The number of children in State schools with poor English skills whose parents are on foreign work visas has almost doubled in the past year, sparking further fears about the burden they put on the public education system.
Education Department figures released yesterday reveal 1615 non-English speaking children or students with special needs belonging to workers on temporary 457 visas are in public schools, up from almost 870 last year.
Debate on the need for a parliamentary inquiry into the issue was triggered last week when Liberal MP Mike Nahan criticised the Federal Government for failing to fund schools adequately to deal with the huge burden such children placed on them.
The figures released to The West Australian reveal that in the years before 2005, there were only two or three children with special English needs belonging to 457 visa workers in State schools but in 2005 that figure rose to 112.
In 2006, the number increased to 326 and has risen dramatically each year since.
Premier Colin Barnett said last week he would support a parliamentary inquiry, telling Parliament there were about 800 such students in WA schools.
But data compiled by the Education Department in the past week shows that number has almost doubled in the past year.
Independent MP Janet Woollard, who chairs the Lower House education and health committee, will push for a Federal parliamentary inquiry into the “serious problem” of the Commonwealth failing to provide adequate funding to schools to cope with the burden by children of foreign workers.

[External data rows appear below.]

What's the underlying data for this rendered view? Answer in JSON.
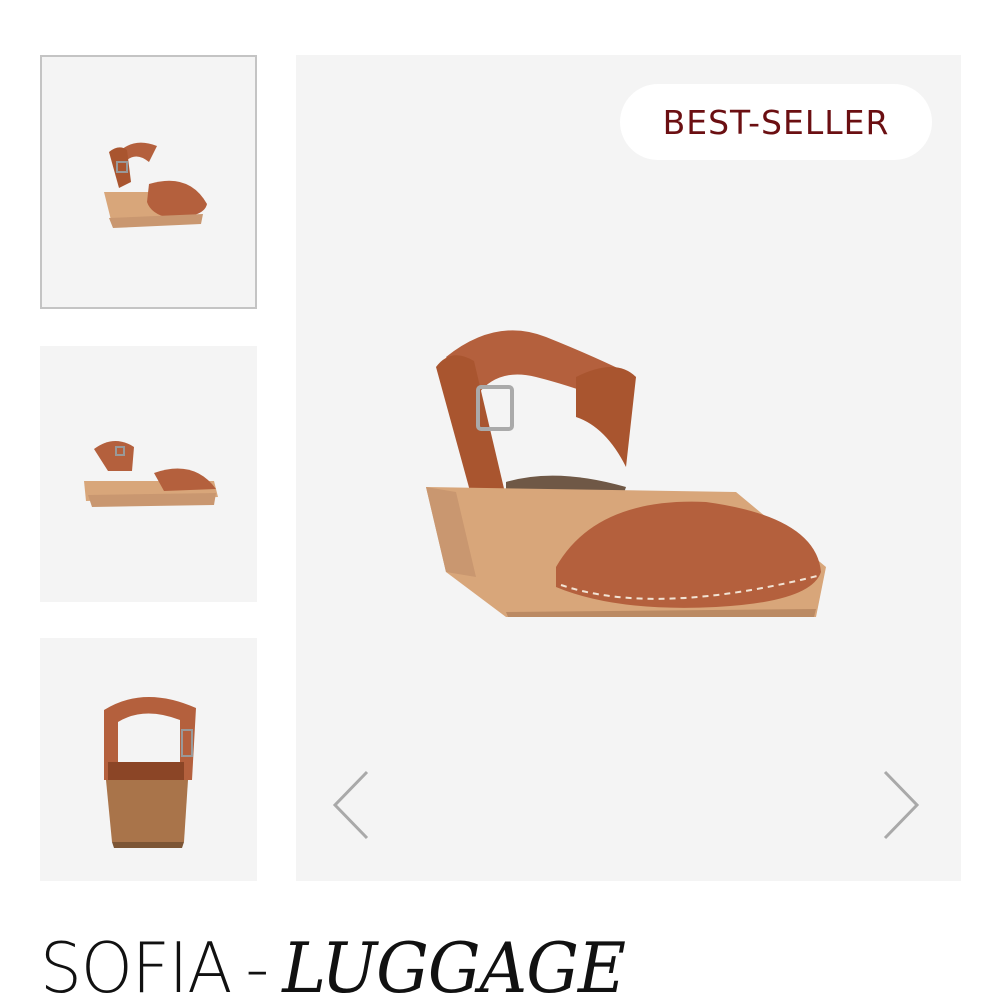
{
  "product": {
    "name": "SOFIA",
    "separator": "-",
    "variant": "LUGGAGE",
    "badge": "BEST-SELLER"
  },
  "gallery": {
    "thumbnails": [
      {
        "view": "three-quarter",
        "selected": true
      },
      {
        "view": "side",
        "selected": false
      },
      {
        "view": "back",
        "selected": false
      }
    ],
    "main_view": "three-quarter",
    "prev_icon": "chevron-left-icon",
    "next_icon": "chevron-right-icon"
  },
  "colors": {
    "leather": "#b4603d",
    "wood": "#d8a67a",
    "badge_text": "#6b0f12",
    "panel_bg": "#f4f4f4"
  }
}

She said it appeared to be more common in lower socioeconomic areas and was a Commonwealth issue which caused problems for most States.
Dr Woollard said she would write to Federal Education Minister Julia Gillard and Immigration Minister Chris Evans, asking them to initiate a parliamentary inquiry.
She said inadequate funding to schools meant these children might not be getting the special help they needed to bring their English skills up to scratch.
The additional strain they placed on schools was also unfair on other students, who could be missing out as teachers struggled to cope with the added burden of having special English needs children.
“(These schools) need support for the children who are either going to the schools with no English or with minimal English,” she said.
“The difficulty for the children who are already there is that the teacher is almost trying to run two curriculums within the classroom—one to try and help those children who have no English and another for children who . . . are not having difficulties with English.”